### [Aim of the exercise]
Give back the full data, retyped precisely.
Segment Start: Recorded information
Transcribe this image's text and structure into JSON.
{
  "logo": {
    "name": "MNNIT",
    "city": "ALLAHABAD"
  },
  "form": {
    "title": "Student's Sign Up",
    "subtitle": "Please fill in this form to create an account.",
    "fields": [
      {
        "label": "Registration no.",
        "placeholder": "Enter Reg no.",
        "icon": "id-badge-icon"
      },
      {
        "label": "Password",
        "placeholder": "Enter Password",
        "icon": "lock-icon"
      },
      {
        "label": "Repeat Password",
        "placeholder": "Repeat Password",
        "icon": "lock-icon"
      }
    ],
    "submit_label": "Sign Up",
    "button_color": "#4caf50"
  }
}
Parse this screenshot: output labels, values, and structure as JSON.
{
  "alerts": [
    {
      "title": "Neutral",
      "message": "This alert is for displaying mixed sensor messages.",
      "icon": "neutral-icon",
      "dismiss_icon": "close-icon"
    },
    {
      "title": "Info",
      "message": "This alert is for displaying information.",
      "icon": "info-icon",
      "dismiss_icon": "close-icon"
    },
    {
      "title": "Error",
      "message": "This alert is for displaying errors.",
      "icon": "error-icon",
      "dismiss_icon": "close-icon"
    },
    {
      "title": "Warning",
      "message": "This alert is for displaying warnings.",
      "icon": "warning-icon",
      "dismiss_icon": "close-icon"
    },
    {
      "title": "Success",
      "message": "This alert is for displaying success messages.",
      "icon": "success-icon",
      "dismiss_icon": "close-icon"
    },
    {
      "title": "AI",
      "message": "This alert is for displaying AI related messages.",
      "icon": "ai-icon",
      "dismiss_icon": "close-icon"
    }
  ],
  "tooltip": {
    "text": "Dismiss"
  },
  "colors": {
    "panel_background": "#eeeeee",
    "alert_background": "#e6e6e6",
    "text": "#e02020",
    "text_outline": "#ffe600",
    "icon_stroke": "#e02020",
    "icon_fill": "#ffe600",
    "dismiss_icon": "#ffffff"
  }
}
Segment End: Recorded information
### [Response box]
Transcribe this image's text and structure into JSON.
{
  "logo": {
    "name": "MNNIT",
    "city": "ALLAHABAD"
  },
  "form": {
    "title": "Student's Sign Up",
    "subtitle": "Please fill in this form to create an account.",
    "fields": [
      {
        "label": "Registration no.",
        "placeholder": "Enter Reg no.",
        "icon": "id-badge-icon"
      },
      {
        "label": "Password",
        "placeholder": "Enter Password",
        "icon": "lock-icon"
      },
      {
        "label": "Repeat Password",
        "placeholder": "Repeat Password",
        "icon": "lock-icon"
      }
    ],
    "submit_label": "Sign Up",
    "button_color": "#4caf50"
  }
}
Parse this screenshot: output labels, values, and structure as JSON.
{
  "alerts": [
    {
      "title": "Neutral",
      "message": "This alert is for displaying mixed sensor messages.",
      "icon": "neutral-icon",
      "dismiss_icon": "close-icon"
    },
    {
      "title": "Info",
      "message": "This alert is for displaying information.",
      "icon": "info-icon",
      "dismiss_icon": "close-icon"
    },
    {
      "title": "Error",
      "message": "This alert is for displaying errors.",
      "icon": "error-icon",
      "dismiss_icon": "close-icon"
    },
    {
      "title": "Warning",
      "message": "This alert is for displaying warnings.",
      "icon": "warning-icon",
      "dismiss_icon": "close-icon"
    },
    {
      "title": "Success",
      "message": "This alert is for displaying success messages.",
      "icon": "success-icon",
      "dismiss_icon": "close-icon"
    },
    {
      "title": "AI",
      "message": "This alert is for displaying AI related messages.",
      "icon": "ai-icon",
      "dismiss_icon": "close-icon"
    }
  ],
  "tooltip": {
    "text": "Dismiss"
  },
  "colors": {
    "panel_background": "#eeeeee",
    "alert_background": "#e6e6e6",
    "text": "#e02020",
    "text_outline": "#ffe600",
    "icon_stroke": "#e02020",
    "icon_fill": "#ffe600",
    "dismiss_icon": "#ffffff"
  }
}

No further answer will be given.